We have to see this in the right context. All three Synoptic Gospels have this so-called apocalyptic discourse from Jesus. Teaching which seeks to uncover deep realities – to unveil reality as it is and infuse that with a vision of what will be, a vision of hope. And this teaching draws deeply upon previous apocalyptic teaching, particularly as we find it in the book of the prophet Daniel, where we read of one like a Son of Man coming on the clouds with power and great glory. A quotation which S. Luke has slightly modified – changing the plural clouds to cloud which may be suggestive of the Ascension of Christ.
If that is so, then we have a key to understanding this difficult passage. It also takes us back to S. Bernard’s understanding of Advent and the three comings of Christ. In the Gospels, the apocalyptic discourse of Jesus comes at the end of his teaching about the Kingdom and before his Passion, where that Kingdom will be inaugurated. But Christ’s Kingdom is not what was expected. Hence the language about heaven and earth being shaken up and behaving abnormally, with signs of distress in the sun and moon, the stars and sea. Christ’s Kingdom is like turning the world’s ideas of kingdom and rule completely upside down!
And yes, there are several things here. First, we do believe as Christian people, that humanity, our world, our universe of being has a purpose, a goal, an end in other words. And we understand that end or goal in terms of God’s rule – God’s Kingdom. We also know by the Laws of Thermodynamics, that at some point the universe will cease to be and will contract, though we need not worry about this happening any time soon! But what Christ says here to us is not so much about concerning ourselves with that, but rather with staying awake and watching for his presence. Being ready to stand before the Son of Man – being ready, in other words, to recognise and welcome Christ in the here and now. That requires of us some serious readjustments in our vision. If we look at our world today, what is it that rules? Who has the power? Might is seen to be right, and wealth the path to might. In our own lives, we have seen enormous change. My grandmother – who lived well into her 90s – used to do much of her washing each week in the burn (Scots word for ‘stream’) and had none of our labour-saving devices. But she always had time for other people and delighted to get the kettle on the fire for a cup of tea for her visitors. Our own 21st technological abilities for labour saving doesn’t seem to have helped us much in the basic human skills of hospitable and harmonious living.
This encourages us to a deeper celebration of this season of Advent. A readiness to welcome Christ in our day to day lives as he comes to us in Word and in Sacrament, in the world of the present, and in the people around us. We need to see the signs of what’s really happening and to stand awake and alert to the Son of Man, risen and ascended and present always with us, calling us to make God’s rule more of a reality in our lives and our world.
Can I leave you with an image which relates to the beginning of a new Church Year?
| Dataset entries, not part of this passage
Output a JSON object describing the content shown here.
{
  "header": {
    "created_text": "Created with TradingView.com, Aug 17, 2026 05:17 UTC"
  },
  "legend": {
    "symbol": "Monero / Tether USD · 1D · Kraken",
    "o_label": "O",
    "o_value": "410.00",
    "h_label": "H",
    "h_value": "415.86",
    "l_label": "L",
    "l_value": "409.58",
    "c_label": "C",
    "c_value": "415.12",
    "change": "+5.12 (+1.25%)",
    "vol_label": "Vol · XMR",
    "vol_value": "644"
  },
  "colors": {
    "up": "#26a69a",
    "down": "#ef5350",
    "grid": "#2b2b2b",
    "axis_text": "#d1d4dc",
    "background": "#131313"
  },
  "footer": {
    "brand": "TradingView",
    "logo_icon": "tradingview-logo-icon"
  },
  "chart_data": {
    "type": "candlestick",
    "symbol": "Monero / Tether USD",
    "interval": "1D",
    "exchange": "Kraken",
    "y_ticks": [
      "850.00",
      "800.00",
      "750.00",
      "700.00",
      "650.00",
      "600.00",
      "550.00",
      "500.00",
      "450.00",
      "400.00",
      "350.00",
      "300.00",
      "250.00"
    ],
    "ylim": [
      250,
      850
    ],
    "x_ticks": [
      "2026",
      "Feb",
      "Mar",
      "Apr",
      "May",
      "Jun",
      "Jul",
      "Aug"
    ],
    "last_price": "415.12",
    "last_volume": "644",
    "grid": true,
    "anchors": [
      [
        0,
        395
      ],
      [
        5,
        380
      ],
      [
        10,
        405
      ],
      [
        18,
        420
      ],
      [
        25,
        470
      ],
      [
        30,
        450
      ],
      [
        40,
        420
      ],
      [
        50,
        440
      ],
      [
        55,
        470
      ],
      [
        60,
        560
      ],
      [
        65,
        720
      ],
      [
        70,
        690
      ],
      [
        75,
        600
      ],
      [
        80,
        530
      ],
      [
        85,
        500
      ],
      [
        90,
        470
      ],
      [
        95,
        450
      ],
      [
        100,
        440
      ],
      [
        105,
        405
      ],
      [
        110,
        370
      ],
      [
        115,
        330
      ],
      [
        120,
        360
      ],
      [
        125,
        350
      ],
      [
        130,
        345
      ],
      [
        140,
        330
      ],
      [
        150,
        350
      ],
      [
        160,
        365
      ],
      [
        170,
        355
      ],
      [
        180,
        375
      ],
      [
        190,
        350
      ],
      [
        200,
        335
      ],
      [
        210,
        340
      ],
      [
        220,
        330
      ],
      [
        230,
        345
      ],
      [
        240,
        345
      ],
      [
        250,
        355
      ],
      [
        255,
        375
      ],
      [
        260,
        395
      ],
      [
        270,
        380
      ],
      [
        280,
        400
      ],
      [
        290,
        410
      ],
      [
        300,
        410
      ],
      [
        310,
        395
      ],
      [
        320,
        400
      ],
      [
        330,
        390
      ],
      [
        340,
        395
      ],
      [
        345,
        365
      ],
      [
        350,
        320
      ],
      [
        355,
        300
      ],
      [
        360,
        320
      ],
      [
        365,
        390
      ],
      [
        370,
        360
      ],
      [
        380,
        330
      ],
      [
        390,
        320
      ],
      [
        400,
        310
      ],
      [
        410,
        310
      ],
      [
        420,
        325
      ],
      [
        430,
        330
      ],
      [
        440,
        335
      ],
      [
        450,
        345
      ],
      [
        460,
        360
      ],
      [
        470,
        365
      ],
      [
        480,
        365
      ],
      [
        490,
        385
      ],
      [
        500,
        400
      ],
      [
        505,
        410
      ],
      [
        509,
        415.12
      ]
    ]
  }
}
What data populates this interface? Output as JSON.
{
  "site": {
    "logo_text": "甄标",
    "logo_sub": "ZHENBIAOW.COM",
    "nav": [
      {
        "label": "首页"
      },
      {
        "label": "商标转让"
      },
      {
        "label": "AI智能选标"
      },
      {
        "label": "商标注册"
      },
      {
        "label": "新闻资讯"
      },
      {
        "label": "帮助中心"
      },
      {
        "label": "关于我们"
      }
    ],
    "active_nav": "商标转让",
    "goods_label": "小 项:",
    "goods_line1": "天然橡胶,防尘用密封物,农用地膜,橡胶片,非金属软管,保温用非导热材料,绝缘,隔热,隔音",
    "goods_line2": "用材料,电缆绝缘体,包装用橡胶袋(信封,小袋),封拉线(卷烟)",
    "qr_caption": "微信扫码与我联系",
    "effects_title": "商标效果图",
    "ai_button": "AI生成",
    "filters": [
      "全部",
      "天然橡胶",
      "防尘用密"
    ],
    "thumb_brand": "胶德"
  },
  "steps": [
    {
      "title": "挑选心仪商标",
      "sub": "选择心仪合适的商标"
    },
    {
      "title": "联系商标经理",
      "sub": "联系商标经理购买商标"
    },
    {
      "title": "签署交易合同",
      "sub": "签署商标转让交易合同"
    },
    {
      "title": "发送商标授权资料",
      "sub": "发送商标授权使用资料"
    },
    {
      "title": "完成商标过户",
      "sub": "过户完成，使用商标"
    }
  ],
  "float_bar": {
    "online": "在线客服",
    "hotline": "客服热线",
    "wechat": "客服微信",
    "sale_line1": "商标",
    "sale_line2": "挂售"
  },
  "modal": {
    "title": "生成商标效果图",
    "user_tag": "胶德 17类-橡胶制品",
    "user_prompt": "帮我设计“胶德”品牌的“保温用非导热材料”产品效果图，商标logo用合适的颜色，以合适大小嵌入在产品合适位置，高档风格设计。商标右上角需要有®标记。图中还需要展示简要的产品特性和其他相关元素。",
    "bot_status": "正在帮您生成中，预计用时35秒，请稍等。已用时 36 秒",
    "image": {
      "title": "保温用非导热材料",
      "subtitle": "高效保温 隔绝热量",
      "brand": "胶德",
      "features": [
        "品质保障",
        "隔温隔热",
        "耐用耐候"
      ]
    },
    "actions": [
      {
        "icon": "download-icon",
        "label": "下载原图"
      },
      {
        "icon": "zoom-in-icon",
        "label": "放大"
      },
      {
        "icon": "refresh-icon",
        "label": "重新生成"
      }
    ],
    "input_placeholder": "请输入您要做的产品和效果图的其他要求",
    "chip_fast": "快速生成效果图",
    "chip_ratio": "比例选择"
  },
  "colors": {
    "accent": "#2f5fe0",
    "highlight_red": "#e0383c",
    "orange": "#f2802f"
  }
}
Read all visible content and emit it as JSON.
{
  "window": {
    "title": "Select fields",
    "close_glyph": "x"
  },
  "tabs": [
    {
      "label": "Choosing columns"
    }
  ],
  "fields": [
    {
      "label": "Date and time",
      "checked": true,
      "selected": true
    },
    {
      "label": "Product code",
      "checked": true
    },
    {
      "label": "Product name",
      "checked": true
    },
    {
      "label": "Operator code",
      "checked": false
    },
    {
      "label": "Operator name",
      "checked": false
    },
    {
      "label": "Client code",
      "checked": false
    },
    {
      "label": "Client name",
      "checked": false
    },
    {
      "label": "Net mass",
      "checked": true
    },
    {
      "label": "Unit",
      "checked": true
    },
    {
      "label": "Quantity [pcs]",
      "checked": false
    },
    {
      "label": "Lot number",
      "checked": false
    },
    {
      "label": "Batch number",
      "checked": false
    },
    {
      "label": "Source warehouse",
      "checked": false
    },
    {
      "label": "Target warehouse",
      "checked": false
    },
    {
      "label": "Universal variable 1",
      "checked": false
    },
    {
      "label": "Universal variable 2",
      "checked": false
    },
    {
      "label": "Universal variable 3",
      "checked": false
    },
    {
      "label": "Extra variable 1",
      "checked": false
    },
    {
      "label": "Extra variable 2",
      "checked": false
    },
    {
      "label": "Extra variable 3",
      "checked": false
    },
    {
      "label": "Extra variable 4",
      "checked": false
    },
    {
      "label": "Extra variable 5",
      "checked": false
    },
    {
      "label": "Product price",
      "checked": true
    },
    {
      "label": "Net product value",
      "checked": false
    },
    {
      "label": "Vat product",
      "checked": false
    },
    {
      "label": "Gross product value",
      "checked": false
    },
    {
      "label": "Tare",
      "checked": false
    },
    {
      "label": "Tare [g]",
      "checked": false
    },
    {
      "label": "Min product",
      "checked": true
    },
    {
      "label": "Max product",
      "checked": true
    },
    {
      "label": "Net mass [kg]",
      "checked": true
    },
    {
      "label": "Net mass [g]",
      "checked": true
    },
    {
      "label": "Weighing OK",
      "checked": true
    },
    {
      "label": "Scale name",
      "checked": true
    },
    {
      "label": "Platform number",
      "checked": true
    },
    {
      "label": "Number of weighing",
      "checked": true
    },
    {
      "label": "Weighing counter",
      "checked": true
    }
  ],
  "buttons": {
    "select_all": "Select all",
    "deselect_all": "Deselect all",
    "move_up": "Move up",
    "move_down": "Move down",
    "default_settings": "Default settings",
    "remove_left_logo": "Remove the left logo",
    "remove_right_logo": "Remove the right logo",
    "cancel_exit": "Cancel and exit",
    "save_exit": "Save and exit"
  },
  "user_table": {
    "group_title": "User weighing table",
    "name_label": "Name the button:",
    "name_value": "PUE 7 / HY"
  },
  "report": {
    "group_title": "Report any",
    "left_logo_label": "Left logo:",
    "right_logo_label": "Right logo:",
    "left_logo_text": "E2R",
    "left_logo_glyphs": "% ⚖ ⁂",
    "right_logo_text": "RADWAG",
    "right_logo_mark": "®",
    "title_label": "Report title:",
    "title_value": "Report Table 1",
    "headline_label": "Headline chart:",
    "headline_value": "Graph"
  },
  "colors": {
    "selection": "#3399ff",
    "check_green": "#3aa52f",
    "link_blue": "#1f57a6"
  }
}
It is this. Something absolutely essential in my life!! But a good illustration of the round of liturgical seasons. A corkscrew. With every turn of the screw, you come a little closer to the reality which is within. You can’t take the analogy too far, because there never comes a moment when the cork pops out. But with every new year, every new season, there is a turn of the screw which is to take us ever closer to the Mystery which is at the very heart and core of all that is. Happy New (Church’s) Year!